Problem description:
Provide only the number of lines in the following data that contain "this".

Data records for software interfaces:
⁂

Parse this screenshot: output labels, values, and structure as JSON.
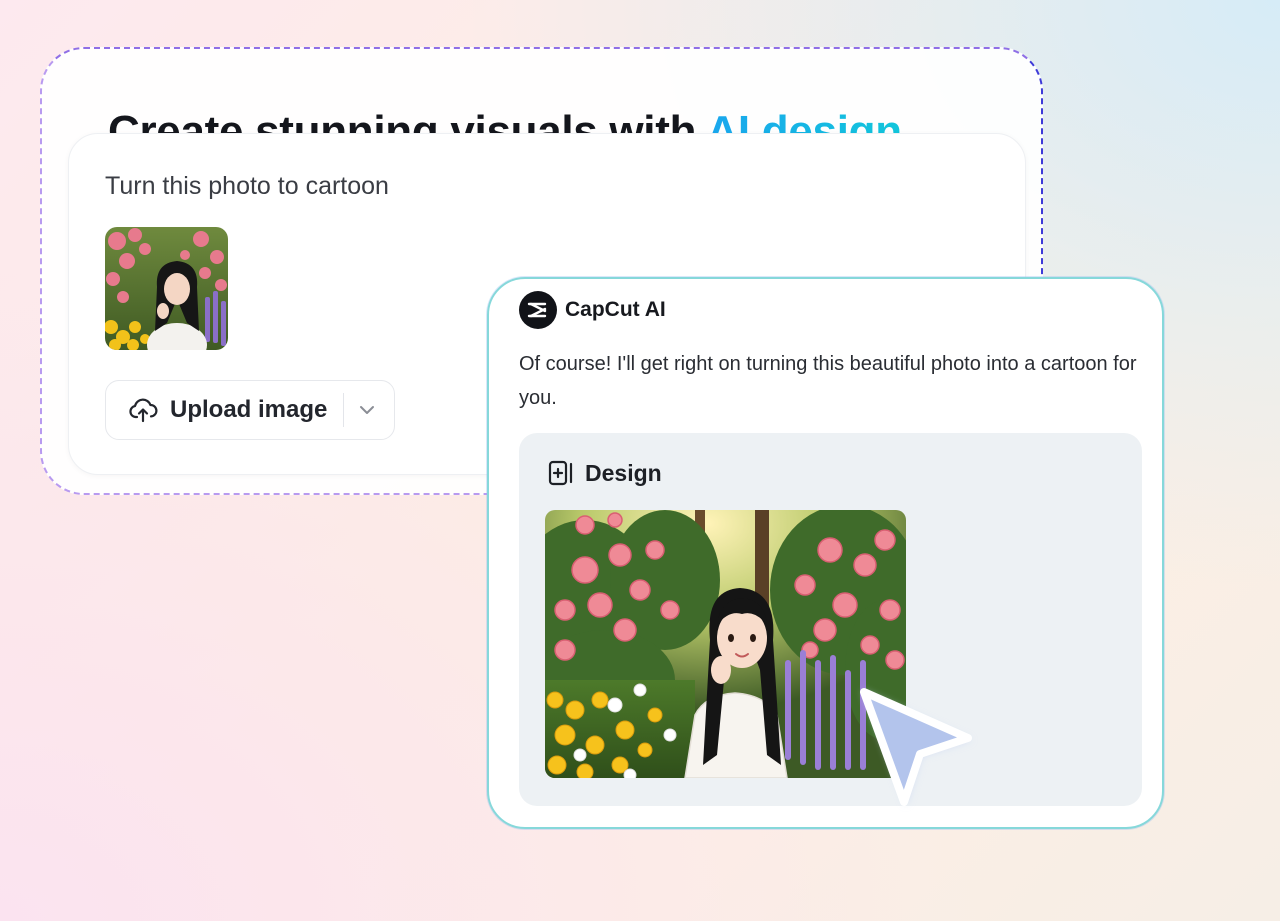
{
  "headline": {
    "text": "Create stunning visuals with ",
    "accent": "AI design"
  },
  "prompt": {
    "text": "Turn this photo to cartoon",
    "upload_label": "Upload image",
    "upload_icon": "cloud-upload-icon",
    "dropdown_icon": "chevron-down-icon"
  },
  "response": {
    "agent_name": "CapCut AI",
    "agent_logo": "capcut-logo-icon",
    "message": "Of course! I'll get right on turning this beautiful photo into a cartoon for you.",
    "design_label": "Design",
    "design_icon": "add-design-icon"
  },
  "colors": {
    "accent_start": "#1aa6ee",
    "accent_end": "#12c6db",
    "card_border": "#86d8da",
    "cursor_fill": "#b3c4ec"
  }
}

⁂

Task response:
3